- ASSIGNMENT -
Repeat word for word the line with "Give me the" and every line after it until the records below run out.

[RECORDS SUPPLIED Boundary: Start]

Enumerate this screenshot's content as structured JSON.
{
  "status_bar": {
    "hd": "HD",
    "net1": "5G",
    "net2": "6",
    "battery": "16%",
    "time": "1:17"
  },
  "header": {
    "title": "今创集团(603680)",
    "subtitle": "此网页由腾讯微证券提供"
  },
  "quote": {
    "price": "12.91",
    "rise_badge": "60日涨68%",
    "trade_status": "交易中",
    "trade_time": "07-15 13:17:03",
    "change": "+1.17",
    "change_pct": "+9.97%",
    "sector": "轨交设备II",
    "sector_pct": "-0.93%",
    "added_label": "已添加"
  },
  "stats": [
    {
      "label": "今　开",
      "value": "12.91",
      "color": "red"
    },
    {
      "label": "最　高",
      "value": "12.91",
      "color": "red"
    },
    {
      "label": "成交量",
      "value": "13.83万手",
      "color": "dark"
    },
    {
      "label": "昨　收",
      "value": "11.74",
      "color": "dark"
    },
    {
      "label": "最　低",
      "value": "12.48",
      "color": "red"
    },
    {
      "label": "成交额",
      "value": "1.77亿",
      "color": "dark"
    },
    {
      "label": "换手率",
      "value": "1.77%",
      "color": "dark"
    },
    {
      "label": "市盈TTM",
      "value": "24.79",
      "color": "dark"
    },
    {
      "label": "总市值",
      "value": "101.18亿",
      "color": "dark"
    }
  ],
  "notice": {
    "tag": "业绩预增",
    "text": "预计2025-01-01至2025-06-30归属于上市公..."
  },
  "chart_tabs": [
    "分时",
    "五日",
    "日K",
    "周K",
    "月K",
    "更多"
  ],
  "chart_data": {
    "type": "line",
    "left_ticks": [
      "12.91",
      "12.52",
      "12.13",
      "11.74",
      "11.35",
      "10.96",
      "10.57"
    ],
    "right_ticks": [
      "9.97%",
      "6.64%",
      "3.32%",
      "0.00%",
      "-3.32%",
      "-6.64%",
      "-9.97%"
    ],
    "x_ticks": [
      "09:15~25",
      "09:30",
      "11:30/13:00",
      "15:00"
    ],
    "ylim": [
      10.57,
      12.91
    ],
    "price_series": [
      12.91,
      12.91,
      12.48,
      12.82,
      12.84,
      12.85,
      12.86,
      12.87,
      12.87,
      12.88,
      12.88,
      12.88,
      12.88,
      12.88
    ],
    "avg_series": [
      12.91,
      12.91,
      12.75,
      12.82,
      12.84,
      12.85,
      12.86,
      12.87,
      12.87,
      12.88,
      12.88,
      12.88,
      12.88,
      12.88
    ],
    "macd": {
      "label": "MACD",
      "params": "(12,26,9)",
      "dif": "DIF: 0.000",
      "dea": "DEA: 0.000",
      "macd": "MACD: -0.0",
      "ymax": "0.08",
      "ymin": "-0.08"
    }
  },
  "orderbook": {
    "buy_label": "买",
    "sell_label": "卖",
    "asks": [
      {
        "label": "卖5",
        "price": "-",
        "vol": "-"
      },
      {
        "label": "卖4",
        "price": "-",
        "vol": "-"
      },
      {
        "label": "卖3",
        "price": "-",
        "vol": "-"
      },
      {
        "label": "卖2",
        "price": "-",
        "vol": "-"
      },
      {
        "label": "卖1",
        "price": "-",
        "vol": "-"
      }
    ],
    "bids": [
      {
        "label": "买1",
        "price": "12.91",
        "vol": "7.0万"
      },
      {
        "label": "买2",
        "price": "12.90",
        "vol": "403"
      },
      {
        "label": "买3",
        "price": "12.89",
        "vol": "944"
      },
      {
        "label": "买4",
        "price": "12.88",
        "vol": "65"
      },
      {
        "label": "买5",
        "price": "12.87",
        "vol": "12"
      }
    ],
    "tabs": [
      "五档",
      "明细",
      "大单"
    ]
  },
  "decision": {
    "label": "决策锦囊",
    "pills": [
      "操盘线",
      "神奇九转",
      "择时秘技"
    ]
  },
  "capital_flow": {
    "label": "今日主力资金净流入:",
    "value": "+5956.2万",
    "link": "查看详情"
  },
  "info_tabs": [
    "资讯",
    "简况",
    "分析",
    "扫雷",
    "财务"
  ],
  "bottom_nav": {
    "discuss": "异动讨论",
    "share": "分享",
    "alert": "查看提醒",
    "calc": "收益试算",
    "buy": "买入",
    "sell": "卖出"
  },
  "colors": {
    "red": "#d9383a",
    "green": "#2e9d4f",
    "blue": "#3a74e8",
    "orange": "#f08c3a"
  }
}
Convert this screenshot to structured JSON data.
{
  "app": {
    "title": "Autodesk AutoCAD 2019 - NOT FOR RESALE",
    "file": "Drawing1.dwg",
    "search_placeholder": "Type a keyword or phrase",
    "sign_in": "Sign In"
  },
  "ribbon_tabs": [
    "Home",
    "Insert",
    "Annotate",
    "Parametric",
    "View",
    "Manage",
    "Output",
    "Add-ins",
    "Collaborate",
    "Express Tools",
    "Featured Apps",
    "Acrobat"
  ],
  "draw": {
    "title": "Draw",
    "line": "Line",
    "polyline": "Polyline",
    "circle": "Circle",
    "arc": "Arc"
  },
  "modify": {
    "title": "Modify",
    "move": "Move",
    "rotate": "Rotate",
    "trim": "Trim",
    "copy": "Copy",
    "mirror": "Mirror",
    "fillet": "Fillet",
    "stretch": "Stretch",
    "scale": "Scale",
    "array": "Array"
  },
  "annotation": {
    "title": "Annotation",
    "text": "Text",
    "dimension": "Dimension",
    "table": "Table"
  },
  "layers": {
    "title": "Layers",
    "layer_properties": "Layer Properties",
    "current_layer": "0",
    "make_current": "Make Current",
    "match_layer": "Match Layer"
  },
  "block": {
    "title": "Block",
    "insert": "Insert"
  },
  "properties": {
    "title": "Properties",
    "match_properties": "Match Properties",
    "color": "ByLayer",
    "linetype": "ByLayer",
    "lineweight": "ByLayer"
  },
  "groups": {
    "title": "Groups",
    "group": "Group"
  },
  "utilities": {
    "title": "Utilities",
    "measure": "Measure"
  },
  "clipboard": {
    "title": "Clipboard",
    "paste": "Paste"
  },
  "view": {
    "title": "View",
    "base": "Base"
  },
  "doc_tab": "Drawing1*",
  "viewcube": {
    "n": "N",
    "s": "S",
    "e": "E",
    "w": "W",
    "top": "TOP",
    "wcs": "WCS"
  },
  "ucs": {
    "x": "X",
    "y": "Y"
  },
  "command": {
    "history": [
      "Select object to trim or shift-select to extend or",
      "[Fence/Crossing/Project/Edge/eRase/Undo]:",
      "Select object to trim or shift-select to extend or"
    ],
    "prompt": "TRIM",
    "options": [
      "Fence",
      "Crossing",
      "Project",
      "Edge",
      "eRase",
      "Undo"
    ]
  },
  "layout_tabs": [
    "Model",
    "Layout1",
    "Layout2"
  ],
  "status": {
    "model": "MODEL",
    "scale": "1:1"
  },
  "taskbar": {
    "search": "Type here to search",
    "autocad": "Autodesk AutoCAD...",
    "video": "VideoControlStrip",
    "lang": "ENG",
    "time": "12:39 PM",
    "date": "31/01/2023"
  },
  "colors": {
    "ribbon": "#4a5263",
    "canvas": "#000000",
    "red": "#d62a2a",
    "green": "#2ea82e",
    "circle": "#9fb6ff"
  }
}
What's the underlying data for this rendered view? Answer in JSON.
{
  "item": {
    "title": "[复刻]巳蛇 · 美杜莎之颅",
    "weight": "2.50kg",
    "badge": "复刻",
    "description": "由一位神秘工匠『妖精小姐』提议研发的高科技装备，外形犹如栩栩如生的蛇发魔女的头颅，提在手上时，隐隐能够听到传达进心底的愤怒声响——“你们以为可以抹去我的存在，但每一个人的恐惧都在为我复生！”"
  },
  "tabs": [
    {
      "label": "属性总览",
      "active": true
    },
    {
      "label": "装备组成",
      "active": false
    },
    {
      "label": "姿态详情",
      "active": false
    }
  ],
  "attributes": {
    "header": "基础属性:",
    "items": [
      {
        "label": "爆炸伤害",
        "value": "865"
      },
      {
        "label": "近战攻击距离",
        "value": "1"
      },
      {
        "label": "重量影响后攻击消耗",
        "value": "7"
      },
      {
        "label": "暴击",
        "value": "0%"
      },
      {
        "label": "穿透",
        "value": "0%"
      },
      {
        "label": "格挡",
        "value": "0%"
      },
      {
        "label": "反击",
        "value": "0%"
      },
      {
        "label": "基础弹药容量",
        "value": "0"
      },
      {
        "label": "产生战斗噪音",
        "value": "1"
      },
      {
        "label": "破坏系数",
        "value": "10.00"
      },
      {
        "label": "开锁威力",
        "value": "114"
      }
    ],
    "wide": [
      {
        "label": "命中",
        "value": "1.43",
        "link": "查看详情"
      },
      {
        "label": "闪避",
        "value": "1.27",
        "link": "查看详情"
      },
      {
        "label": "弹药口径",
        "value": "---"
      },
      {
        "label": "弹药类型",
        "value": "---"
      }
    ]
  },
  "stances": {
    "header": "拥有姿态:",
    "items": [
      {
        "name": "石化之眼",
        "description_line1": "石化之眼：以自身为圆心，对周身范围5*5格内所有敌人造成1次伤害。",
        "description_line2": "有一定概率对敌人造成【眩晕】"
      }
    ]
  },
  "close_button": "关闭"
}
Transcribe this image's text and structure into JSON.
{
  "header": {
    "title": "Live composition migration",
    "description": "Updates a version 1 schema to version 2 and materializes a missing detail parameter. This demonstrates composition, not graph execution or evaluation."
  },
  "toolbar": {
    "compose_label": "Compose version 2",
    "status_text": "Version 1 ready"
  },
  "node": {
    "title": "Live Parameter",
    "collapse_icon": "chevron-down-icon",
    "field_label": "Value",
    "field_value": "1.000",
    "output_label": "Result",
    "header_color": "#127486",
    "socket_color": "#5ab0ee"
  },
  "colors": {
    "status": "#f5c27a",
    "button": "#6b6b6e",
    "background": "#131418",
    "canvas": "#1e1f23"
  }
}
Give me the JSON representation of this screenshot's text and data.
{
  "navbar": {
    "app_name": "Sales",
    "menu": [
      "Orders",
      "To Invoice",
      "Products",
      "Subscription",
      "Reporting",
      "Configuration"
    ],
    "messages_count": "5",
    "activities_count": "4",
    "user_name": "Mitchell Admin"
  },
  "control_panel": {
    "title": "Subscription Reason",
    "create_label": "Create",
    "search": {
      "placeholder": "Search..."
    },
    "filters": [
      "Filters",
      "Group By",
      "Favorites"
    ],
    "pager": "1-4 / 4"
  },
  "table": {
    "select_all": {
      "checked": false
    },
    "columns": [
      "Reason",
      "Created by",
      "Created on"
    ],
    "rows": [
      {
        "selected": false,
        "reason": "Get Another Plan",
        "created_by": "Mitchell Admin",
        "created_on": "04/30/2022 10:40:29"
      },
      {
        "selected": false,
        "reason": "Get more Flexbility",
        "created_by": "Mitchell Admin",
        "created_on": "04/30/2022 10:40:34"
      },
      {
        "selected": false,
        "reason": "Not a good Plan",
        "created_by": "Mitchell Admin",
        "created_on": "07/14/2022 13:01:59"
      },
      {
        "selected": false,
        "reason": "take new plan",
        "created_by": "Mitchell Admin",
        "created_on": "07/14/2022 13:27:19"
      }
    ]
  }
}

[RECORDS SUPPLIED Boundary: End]

- SOLUTION TO THIS TASK -
Give me the JSON representation of this screenshot's text and data.
{
  "navbar": {
    "app_name": "Sales",
    "menu": [
      "Orders",
      "To Invoice",
      "Products",
      "Subscription",
      "Reporting",
      "Configuration"
    ],
    "messages_count": "5",
    "activities_count": "4",
    "user_name": "Mitchell Admin"
  },
  "control_panel": {
    "title": "Subscription Reason",
    "create_label": "Create",
    "search": {
      "placeholder": "Search..."
    },
    "filters": [
      "Filters",
      "Group By",
      "Favorites"
    ],
    "pager": "1-4 / 4"
  },
  "table": {
    "select_all": {
      "checked": false
    },
    "columns": [
      "Reason",
      "Created by",
      "Created on"
    ],
    "rows": [
      {
        "selected": false,
        "reason": "Get Another Plan",
        "created_by": "Mitchell Admin",
        "created_on": "04/30/2022 10:40:29"
      },
      {
        "selected": false,
        "reason": "Get more Flexbility",
        "created_by": "Mitchell Admin",
        "created_on": "04/30/2022 10:40:34"
      },
      {
        "selected": false,
        "reason": "Not a good Plan",
        "created_by": "Mitchell Admin",
        "created_on": "07/14/2022 13:01:59"
      },
      {
        "selected": false,
        "reason": "take new plan",
        "created_by": "Mitchell Admin",
        "created_on": "07/14/2022 13:27:19"
      }
    ]
  }
}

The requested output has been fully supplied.